When we reached his front yard, the young man said the obvious: “I unsnapped the leash and he just took off!” He started grabbing at the dog, trying to get ahold of the dog’s collar and yelling the dog’s name. The dog ignored him like he ignored me; all he can think about is humping Otto. I managed to lasso the dog again. “Your dad told me you were going to chain him up? Where is the chain? I can take him there.”
The young man opened the gate and we all went into the very large backyard. There is a small chain-link pen back there, just four feet high, and the puppy was now in there. The young man led the way to a spot where a long cable is fastened to a tree. I clipped it onto the dog’s collar and then Otto and I backed out of the dog’s range. The guy was thanking me, rushing around; he had to get back to work.
I looked around. Lots of stuff for the cable to get wrapped around. Lots of holes where the dog has dug. No water. I said, “Is there a bucket or something for water?” The guy looked around and grabbed a five-gallon bucket, and started to run some water into it. He was grumbling about the dog, and how he’s annoyed because the dog is going to teach his dog, the puppy, some bad habits.

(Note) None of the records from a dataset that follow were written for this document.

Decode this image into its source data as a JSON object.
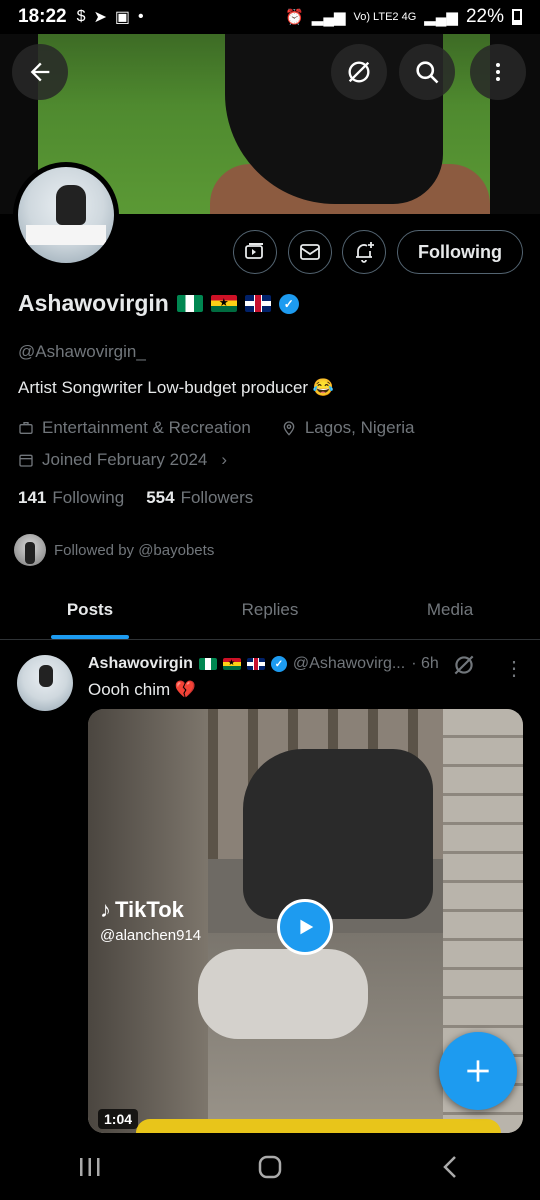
{
  "status_bar": {
    "time": "18:22",
    "battery": "22%",
    "network": "Vo) LTE2 4G"
  },
  "profile": {
    "display_name": "Ashawovirgin",
    "flags": [
      "Nigeria",
      "Ghana",
      "United Kingdom"
    ],
    "verified": true,
    "handle": "@Ashawovirgin_",
    "bio": "Artist Songwriter Low-budget producer 😂",
    "category": "Entertainment & Recreation",
    "location": "Lagos, Nigeria",
    "joined": "Joined February 2024",
    "following_count": "141",
    "following_label": "Following",
    "followers_count": "554",
    "followers_label": "Followers",
    "followed_by": "Followed by @bayobets",
    "follow_button": "Following"
  },
  "tabs": [
    {
      "label": "Posts",
      "active": true
    },
    {
      "label": "Replies",
      "active": false
    },
    {
      "label": "Media",
      "active": false
    }
  ],
  "post": {
    "author": "Ashawovirgin",
    "handle": "@Ashawovirg...",
    "time": "· 6h",
    "text": "Oooh chim 💔",
    "media": {
      "watermark_brand": "TikTok",
      "watermark_account": "@alanchen914",
      "duration": "1:04"
    }
  },
  "colors": {
    "accent": "#1d9bf0",
    "background": "#000000",
    "text_primary": "#e7e9ea",
    "text_secondary": "#71767b",
    "border": "#536471"
  },
  "icons": {
    "back": "back-arrow-icon",
    "grok": "grok-icon",
    "search": "search-icon",
    "more": "more-vertical-icon",
    "subscribe": "subscribe-icon",
    "message": "mail-icon",
    "notify": "bell-plus-icon",
    "compose": "plus-icon"
  }
}
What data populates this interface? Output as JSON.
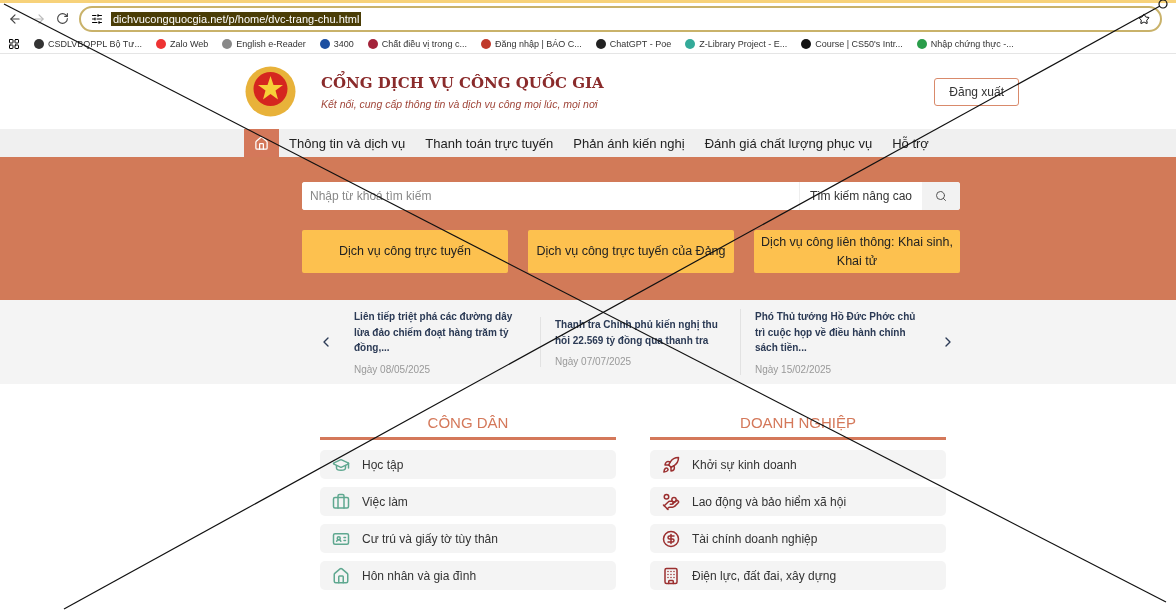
{
  "browser": {
    "url": "dichvucongquocgia.net/p/home/dvc-trang-chu.html",
    "bookmarks": [
      "CSDLVBQPPL Bộ Tư...",
      "Zalo Web",
      "English e-Reader",
      "3400",
      "Chất điều vị trong c...",
      "Đăng nhập | BÁO C...",
      "ChatGPT - Poe",
      "Z-Library Project - E...",
      "Course | CS50's Intr...",
      "Nhập chứng thực -..."
    ]
  },
  "header": {
    "title": "CỔNG DỊCH VỤ CÔNG QUỐC GIA",
    "subtitle": "Kết nối, cung cấp thông tin và dịch vụ công mọi lúc, mọi nơi",
    "logout_button": "Đăng xuất"
  },
  "nav": {
    "items": [
      {
        "kind": "home",
        "selected": true
      },
      {
        "kind": "link",
        "label": "Thông tin và dịch vụ",
        "selected": false
      },
      {
        "kind": "link",
        "label": "Thanh toán trực tuyến",
        "selected": false
      },
      {
        "kind": "link",
        "label": "Phản ánh kiến nghị",
        "selected": false
      },
      {
        "kind": "link",
        "label": "Đánh giá chất lượng phục vụ",
        "selected": false
      },
      {
        "kind": "link",
        "label": "Hỗ trợ",
        "selected": false
      }
    ]
  },
  "hero": {
    "search": {
      "placeholder": "Nhập từ khoá tìm kiếm"
    },
    "advanced_search": "Tìm kiếm nâng cao",
    "buttons": [
      "Dịch vụ công trực tuyến",
      "Dịch vụ công trực tuyến của Đảng",
      "Dịch vụ công liên thông: Khai sinh, Khai tử"
    ]
  },
  "news": [
    {
      "title": "Liên tiếp triệt phá các đường dây lừa đảo chiếm đoạt hàng trăm tỷ đồng,...",
      "date": "Ngày 08/05/2025"
    },
    {
      "title": "Thanh tra Chính phủ kiến nghị thu hồi 22.569 tỷ đồng qua thanh tra",
      "date": "Ngày 07/07/2025"
    },
    {
      "title": "Phó Thủ tướng Hồ Đức Phớc chủ trì cuộc họp về điều hành chính sách tiền...",
      "date": "Ngày 15/02/2025"
    }
  ],
  "sections": [
    {
      "title": "CÔNG DÂN",
      "items": [
        "Học tập",
        "Việc làm",
        "Cư trú và giấy tờ tùy thân",
        "Hôn nhân và gia đình"
      ]
    },
    {
      "title": "DOANH NGHIỆP",
      "items": [
        "Khởi sự kinh doanh",
        "Lao động và bảo hiểm xã hội",
        "Tài chính doanh nghiệp",
        "Điện lực, đất đai, xây dựng"
      ]
    }
  ]
}
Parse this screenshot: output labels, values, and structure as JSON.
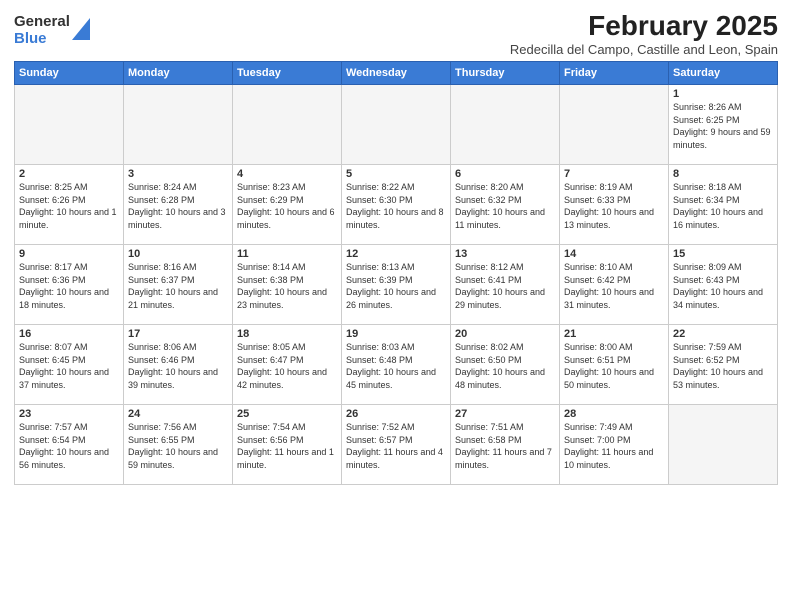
{
  "logo": {
    "general": "General",
    "blue": "Blue"
  },
  "title": "February 2025",
  "location": "Redecilla del Campo, Castille and Leon, Spain",
  "weekdays": [
    "Sunday",
    "Monday",
    "Tuesday",
    "Wednesday",
    "Thursday",
    "Friday",
    "Saturday"
  ],
  "days": [
    {
      "num": "",
      "info": ""
    },
    {
      "num": "",
      "info": ""
    },
    {
      "num": "",
      "info": ""
    },
    {
      "num": "",
      "info": ""
    },
    {
      "num": "",
      "info": ""
    },
    {
      "num": "",
      "info": ""
    },
    {
      "num": "1",
      "info": "Sunrise: 8:26 AM\nSunset: 6:25 PM\nDaylight: 9 hours and 59 minutes."
    },
    {
      "num": "2",
      "info": "Sunrise: 8:25 AM\nSunset: 6:26 PM\nDaylight: 10 hours and 1 minute."
    },
    {
      "num": "3",
      "info": "Sunrise: 8:24 AM\nSunset: 6:28 PM\nDaylight: 10 hours and 3 minutes."
    },
    {
      "num": "4",
      "info": "Sunrise: 8:23 AM\nSunset: 6:29 PM\nDaylight: 10 hours and 6 minutes."
    },
    {
      "num": "5",
      "info": "Sunrise: 8:22 AM\nSunset: 6:30 PM\nDaylight: 10 hours and 8 minutes."
    },
    {
      "num": "6",
      "info": "Sunrise: 8:20 AM\nSunset: 6:32 PM\nDaylight: 10 hours and 11 minutes."
    },
    {
      "num": "7",
      "info": "Sunrise: 8:19 AM\nSunset: 6:33 PM\nDaylight: 10 hours and 13 minutes."
    },
    {
      "num": "8",
      "info": "Sunrise: 8:18 AM\nSunset: 6:34 PM\nDaylight: 10 hours and 16 minutes."
    },
    {
      "num": "9",
      "info": "Sunrise: 8:17 AM\nSunset: 6:36 PM\nDaylight: 10 hours and 18 minutes."
    },
    {
      "num": "10",
      "info": "Sunrise: 8:16 AM\nSunset: 6:37 PM\nDaylight: 10 hours and 21 minutes."
    },
    {
      "num": "11",
      "info": "Sunrise: 8:14 AM\nSunset: 6:38 PM\nDaylight: 10 hours and 23 minutes."
    },
    {
      "num": "12",
      "info": "Sunrise: 8:13 AM\nSunset: 6:39 PM\nDaylight: 10 hours and 26 minutes."
    },
    {
      "num": "13",
      "info": "Sunrise: 8:12 AM\nSunset: 6:41 PM\nDaylight: 10 hours and 29 minutes."
    },
    {
      "num": "14",
      "info": "Sunrise: 8:10 AM\nSunset: 6:42 PM\nDaylight: 10 hours and 31 minutes."
    },
    {
      "num": "15",
      "info": "Sunrise: 8:09 AM\nSunset: 6:43 PM\nDaylight: 10 hours and 34 minutes."
    },
    {
      "num": "16",
      "info": "Sunrise: 8:07 AM\nSunset: 6:45 PM\nDaylight: 10 hours and 37 minutes."
    },
    {
      "num": "17",
      "info": "Sunrise: 8:06 AM\nSunset: 6:46 PM\nDaylight: 10 hours and 39 minutes."
    },
    {
      "num": "18",
      "info": "Sunrise: 8:05 AM\nSunset: 6:47 PM\nDaylight: 10 hours and 42 minutes."
    },
    {
      "num": "19",
      "info": "Sunrise: 8:03 AM\nSunset: 6:48 PM\nDaylight: 10 hours and 45 minutes."
    },
    {
      "num": "20",
      "info": "Sunrise: 8:02 AM\nSunset: 6:50 PM\nDaylight: 10 hours and 48 minutes."
    },
    {
      "num": "21",
      "info": "Sunrise: 8:00 AM\nSunset: 6:51 PM\nDaylight: 10 hours and 50 minutes."
    },
    {
      "num": "22",
      "info": "Sunrise: 7:59 AM\nSunset: 6:52 PM\nDaylight: 10 hours and 53 minutes."
    },
    {
      "num": "23",
      "info": "Sunrise: 7:57 AM\nSunset: 6:54 PM\nDaylight: 10 hours and 56 minutes."
    },
    {
      "num": "24",
      "info": "Sunrise: 7:56 AM\nSunset: 6:55 PM\nDaylight: 10 hours and 59 minutes."
    },
    {
      "num": "25",
      "info": "Sunrise: 7:54 AM\nSunset: 6:56 PM\nDaylight: 11 hours and 1 minute."
    },
    {
      "num": "26",
      "info": "Sunrise: 7:52 AM\nSunset: 6:57 PM\nDaylight: 11 hours and 4 minutes."
    },
    {
      "num": "27",
      "info": "Sunrise: 7:51 AM\nSunset: 6:58 PM\nDaylight: 11 hours and 7 minutes."
    },
    {
      "num": "28",
      "info": "Sunrise: 7:49 AM\nSunset: 7:00 PM\nDaylight: 11 hours and 10 minutes."
    },
    {
      "num": "",
      "info": ""
    }
  ]
}
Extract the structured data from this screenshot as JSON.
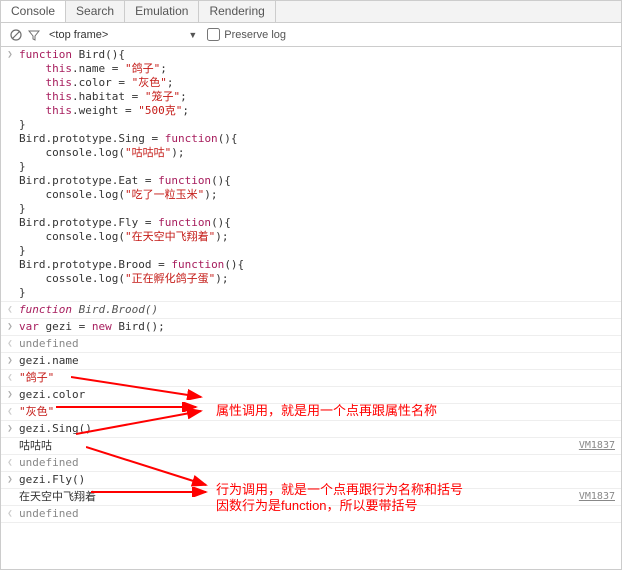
{
  "tabs": {
    "console": "Console",
    "search": "Search",
    "emulation": "Emulation",
    "rendering": "Rendering"
  },
  "toolbar": {
    "frame": "<top frame>",
    "preserve": "Preserve log"
  },
  "code_block": {
    "l1": "function Bird(){",
    "l2": "    this.name = \"鸽子\";",
    "l3": "    this.color = \"灰色\";",
    "l4": "    this.habitat = \"笼子\";",
    "l5": "    this.weight = \"500克\";",
    "l6": "}",
    "l7": "Bird.prototype.Sing = function(){",
    "l8": "    console.log(\"咕咕咕\");",
    "l9": "}",
    "l10": "Bird.prototype.Eat = function(){",
    "l11": "    console.log(\"吃了一粒玉米\");",
    "l12": "}",
    "l13": "Bird.prototype.Fly = function(){",
    "l14": "    console.log(\"在天空中飞翔着\");",
    "l15": "}",
    "l16": "Bird.prototype.Brood = function(){",
    "l17": "    cossole.log(\"正在孵化鸽子蛋\");",
    "l18": "}"
  },
  "out1": "function Bird.Brood()",
  "in2": "var gezi = new Bird();",
  "out2": "undefined",
  "in3": "gezi.name",
  "out3": "\"鸽子\"",
  "in4": "gezi.color",
  "out4": "\"灰色\"",
  "in5": "gezi.Sing()",
  "log5": "咕咕咕",
  "out5": "undefined",
  "in6": "gezi.Fly()",
  "log6": "在天空中飞翔着",
  "out6": "undefined",
  "vmlink": "VM1837",
  "annot1": "属性调用，就是用一个点再跟属性名称",
  "annot2_l1": "行为调用，就是一个点再跟行为名称和括号",
  "annot2_l2": "因数行为是function，所以要带括号"
}
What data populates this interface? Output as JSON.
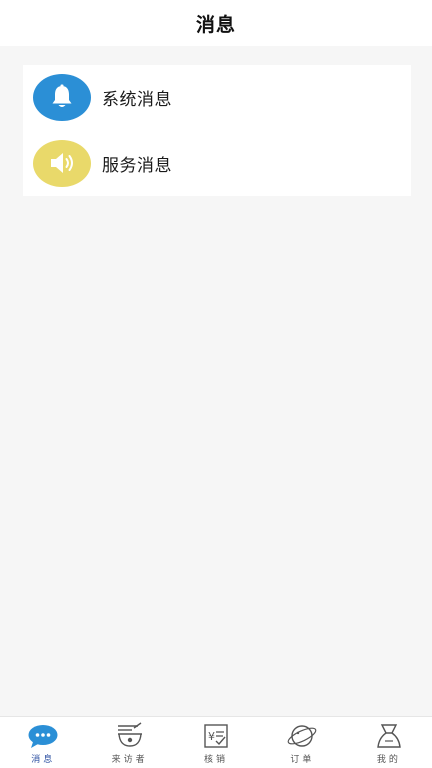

I said, “Well, first thing, get the darn dog neutered! He will be less likely to be so obsessed with escaping – and he won’t get your little female pregnant!”
The guys says, “Well, we were going to breed them!”
I was incredulous, but kept my tone teasing and playful. “Why the heck would you do that? Neither one is a purebred, and he’s an a**hole!”
He responded with something about them both being working stock dogs. Uh huh. Here in town. Okay, good luck, and have a nice day.
FIRST THING this morning, the dog was on my front porch, whining for Otto. I got a leash on him and walked him back to his house, and knocked on the door. No one home. Little dogs barking inside. Then I took him back to my house, tied him to the tree out front again, and called animal control. An officer came right over to pick up the dog.
I feel a little bad for not calling the owner again; his number is still in my cell phone. But maybe a ticket or two will inspire him to take more serious measures to contain the dog. And neuter him!